EXERCISE » Among the entries, find the lines with the string "time" and report them.
[[ SOURCE MATERIAL open ]]
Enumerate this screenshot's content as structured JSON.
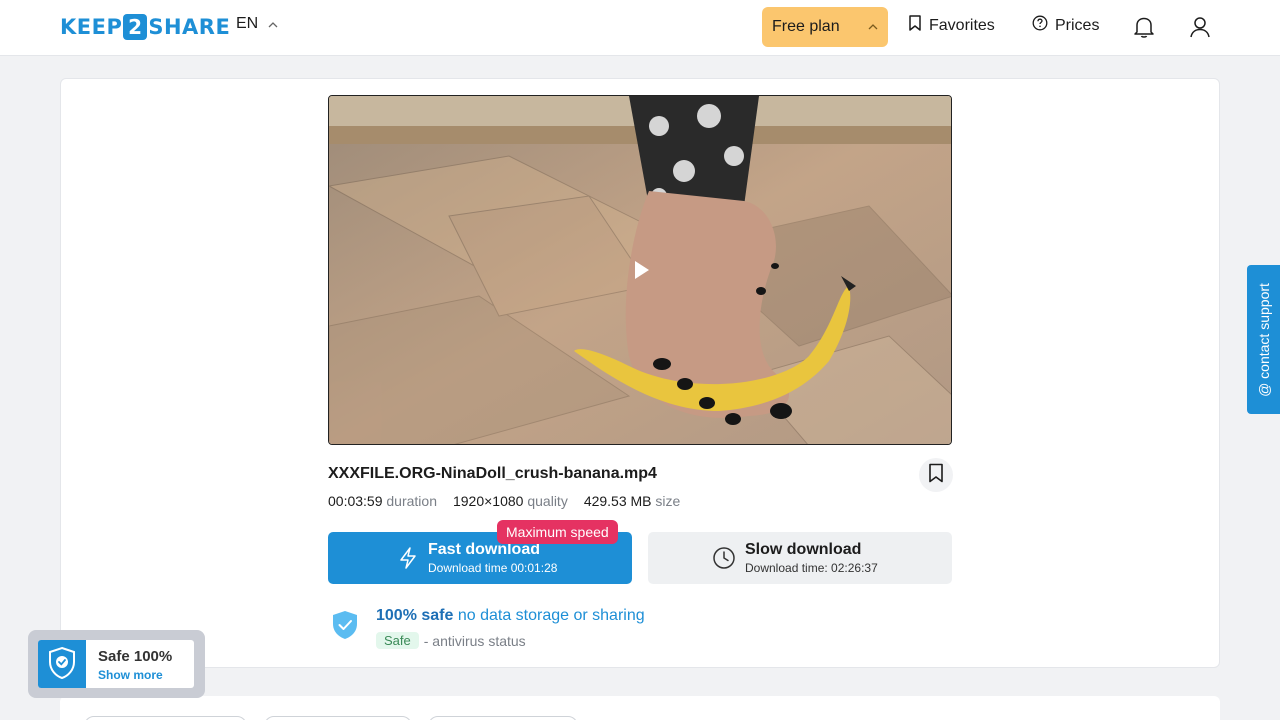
{
  "header": {
    "logo_left": "KEEP",
    "logo_mid": "2",
    "logo_right": "SHARE",
    "language": "EN",
    "plan_label": "Free plan",
    "favorites_label": "Favorites",
    "prices_label": "Prices"
  },
  "file": {
    "name": "XXXFILE.ORG-NinaDoll_crush-banana.mp4",
    "duration_value": "00:03:59",
    "duration_label": "duration",
    "quality_value": "1920×1080",
    "quality_label": "quality",
    "size_value": "429.53 MB",
    "size_label": "size"
  },
  "download": {
    "badge": "Maximum speed",
    "fast_title": "Fast download",
    "fast_sub": "Download time 00:01:28",
    "slow_title": "Slow download",
    "slow_sub": "Download time: 02:26:37"
  },
  "safety": {
    "strong": "100% safe",
    "rest": "no data storage or sharing",
    "tag": "Safe",
    "status": "- antivirus status"
  },
  "support_label": "@ contact support",
  "safe_widget": {
    "title": "Safe 100%",
    "link": "Show more"
  },
  "colors": {
    "accent": "#1e8fd6",
    "plan": "#fbc66e",
    "badge": "#e53262"
  }
}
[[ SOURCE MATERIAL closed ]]
EXERCISE OUTPUT »
    "fast_sub": "Download time 00:01:28",
    "slow_sub": "Download time: 02:26:37"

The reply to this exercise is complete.